ASSIGNMENT:
Which lines mention "arrow"? Show each one from the listing.
(RECORDS)
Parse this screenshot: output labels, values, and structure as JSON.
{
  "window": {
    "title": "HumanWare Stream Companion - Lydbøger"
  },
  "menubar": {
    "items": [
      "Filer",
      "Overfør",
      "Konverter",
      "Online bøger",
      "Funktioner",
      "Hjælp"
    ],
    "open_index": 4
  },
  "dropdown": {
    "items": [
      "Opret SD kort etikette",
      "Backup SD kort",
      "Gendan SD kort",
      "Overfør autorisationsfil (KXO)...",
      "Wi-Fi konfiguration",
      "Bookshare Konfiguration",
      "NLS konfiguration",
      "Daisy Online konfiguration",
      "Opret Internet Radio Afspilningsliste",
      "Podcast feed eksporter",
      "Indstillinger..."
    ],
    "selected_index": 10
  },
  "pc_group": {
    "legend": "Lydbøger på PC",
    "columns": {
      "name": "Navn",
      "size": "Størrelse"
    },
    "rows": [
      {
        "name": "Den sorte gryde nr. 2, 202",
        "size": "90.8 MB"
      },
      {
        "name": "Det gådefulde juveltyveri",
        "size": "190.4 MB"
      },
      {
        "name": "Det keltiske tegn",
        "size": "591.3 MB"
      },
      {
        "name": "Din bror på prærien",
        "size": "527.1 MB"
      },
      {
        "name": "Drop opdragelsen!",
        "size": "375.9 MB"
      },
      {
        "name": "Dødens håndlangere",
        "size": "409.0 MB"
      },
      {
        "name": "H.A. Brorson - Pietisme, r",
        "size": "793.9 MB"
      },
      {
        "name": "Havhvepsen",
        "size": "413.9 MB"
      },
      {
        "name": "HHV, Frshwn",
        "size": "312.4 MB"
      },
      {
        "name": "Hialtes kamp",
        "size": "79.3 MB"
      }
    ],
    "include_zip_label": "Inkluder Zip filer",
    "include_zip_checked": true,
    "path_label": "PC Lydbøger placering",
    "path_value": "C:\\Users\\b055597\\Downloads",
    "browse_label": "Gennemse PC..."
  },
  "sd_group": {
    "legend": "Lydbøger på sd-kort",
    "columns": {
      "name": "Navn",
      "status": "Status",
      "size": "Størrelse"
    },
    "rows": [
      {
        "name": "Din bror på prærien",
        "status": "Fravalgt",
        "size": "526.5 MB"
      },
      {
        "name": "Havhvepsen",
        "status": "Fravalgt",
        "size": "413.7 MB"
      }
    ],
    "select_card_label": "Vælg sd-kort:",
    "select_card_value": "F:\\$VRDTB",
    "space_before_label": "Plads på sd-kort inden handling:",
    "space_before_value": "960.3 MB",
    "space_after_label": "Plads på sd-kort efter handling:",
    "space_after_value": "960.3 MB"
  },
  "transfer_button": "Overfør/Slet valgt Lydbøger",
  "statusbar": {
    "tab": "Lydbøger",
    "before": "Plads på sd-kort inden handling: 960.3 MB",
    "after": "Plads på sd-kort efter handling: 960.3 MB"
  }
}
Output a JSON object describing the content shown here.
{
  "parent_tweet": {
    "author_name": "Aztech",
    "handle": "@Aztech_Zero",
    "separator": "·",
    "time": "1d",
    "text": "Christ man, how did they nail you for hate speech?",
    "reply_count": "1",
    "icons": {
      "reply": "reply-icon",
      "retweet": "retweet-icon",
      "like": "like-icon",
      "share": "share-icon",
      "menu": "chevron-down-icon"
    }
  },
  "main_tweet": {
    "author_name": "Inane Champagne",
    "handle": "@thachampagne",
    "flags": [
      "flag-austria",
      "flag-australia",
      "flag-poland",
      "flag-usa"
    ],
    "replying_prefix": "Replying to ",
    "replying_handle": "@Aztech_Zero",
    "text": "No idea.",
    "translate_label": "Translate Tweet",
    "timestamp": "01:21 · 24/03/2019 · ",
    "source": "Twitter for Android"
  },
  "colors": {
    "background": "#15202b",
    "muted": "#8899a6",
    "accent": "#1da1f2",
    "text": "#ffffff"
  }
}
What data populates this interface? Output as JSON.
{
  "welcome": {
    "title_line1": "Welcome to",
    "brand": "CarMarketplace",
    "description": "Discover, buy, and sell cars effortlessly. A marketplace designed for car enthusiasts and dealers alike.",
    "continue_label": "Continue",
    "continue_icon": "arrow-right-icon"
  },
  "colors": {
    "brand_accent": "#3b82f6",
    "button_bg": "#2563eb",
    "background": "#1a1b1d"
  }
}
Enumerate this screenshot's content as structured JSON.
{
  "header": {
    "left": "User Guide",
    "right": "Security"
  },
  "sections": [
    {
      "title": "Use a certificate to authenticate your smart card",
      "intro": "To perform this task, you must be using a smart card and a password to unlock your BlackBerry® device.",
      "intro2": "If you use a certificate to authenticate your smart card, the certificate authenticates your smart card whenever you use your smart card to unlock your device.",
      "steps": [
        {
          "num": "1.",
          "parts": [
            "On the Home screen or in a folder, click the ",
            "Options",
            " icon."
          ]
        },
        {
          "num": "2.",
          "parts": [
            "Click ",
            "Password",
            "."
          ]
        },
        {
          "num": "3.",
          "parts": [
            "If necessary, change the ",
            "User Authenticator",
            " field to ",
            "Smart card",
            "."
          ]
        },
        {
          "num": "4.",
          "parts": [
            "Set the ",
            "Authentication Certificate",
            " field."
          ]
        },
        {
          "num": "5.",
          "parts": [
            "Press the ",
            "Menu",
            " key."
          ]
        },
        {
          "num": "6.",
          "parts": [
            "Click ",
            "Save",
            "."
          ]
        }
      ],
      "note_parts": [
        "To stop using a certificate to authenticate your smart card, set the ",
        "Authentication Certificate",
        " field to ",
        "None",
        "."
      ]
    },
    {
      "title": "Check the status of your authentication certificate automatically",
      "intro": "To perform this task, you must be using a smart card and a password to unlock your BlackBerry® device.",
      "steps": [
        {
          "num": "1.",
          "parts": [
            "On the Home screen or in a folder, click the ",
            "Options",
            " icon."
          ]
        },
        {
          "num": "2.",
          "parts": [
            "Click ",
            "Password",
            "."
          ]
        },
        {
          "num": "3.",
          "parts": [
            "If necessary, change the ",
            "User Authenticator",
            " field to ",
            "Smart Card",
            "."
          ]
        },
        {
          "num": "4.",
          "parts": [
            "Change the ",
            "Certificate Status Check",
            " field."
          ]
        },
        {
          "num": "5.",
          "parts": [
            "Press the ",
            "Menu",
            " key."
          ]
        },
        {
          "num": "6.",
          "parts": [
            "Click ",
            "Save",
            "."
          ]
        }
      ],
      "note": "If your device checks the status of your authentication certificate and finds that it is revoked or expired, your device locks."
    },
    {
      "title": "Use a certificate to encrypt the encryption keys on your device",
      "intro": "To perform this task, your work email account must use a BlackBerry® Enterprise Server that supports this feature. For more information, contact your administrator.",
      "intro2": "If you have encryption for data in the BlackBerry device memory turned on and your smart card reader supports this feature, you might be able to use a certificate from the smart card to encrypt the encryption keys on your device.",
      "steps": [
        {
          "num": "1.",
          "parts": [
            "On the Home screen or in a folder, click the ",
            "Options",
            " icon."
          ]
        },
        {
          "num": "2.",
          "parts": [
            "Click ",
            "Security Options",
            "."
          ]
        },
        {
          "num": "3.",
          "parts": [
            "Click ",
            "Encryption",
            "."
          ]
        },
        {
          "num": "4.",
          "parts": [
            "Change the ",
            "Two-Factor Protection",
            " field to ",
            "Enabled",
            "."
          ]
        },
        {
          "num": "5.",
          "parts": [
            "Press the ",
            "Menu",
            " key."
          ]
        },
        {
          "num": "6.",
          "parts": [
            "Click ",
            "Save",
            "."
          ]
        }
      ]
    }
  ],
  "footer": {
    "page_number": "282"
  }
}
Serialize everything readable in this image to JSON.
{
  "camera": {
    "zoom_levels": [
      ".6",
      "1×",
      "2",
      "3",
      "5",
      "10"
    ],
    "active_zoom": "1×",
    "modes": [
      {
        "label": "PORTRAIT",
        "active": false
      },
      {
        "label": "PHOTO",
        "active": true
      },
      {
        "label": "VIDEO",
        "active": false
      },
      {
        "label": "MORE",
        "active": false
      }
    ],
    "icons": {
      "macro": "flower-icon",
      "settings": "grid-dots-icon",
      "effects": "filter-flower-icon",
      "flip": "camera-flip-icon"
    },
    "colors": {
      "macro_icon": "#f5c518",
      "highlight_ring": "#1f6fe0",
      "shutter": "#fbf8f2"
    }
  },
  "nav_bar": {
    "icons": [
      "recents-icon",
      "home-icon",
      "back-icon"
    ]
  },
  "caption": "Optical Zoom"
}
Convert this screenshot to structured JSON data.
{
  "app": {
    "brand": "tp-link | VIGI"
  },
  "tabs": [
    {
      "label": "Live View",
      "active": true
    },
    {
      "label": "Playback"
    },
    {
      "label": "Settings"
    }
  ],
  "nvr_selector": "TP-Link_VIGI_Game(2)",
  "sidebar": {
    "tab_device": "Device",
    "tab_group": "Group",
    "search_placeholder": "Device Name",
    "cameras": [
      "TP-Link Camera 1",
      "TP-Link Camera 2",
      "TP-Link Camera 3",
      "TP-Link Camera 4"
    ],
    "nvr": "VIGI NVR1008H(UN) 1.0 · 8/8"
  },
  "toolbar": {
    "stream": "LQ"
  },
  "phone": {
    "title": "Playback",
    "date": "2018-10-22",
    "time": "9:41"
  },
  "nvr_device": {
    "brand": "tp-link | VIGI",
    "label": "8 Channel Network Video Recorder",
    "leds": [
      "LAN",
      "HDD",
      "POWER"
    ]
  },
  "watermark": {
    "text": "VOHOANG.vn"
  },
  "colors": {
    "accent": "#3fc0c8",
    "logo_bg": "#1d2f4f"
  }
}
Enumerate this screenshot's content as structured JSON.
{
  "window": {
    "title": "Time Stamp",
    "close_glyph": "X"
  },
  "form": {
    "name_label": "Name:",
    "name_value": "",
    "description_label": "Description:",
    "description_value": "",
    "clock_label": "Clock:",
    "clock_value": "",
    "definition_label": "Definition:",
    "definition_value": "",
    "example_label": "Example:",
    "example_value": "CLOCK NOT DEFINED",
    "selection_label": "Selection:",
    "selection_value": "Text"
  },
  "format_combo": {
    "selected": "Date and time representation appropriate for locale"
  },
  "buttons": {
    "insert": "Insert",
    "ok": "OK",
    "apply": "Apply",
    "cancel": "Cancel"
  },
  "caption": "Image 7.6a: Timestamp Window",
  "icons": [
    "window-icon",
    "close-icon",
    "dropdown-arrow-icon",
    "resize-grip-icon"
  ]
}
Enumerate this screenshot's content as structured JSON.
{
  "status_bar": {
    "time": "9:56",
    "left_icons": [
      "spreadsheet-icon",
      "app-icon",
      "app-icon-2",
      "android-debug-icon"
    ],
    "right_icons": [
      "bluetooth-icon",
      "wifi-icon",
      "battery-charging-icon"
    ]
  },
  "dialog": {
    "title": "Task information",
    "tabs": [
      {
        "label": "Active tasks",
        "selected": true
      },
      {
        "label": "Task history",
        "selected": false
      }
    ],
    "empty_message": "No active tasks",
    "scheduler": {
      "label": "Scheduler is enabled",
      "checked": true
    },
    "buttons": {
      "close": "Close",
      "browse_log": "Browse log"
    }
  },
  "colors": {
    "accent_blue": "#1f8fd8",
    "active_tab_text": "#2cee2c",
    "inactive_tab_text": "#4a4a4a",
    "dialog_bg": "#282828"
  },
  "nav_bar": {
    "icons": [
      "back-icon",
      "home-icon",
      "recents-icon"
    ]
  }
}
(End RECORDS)
SOLUTION:
    "continue_icon": "arrow-right-icon"
    "dropdown-arrow-icon",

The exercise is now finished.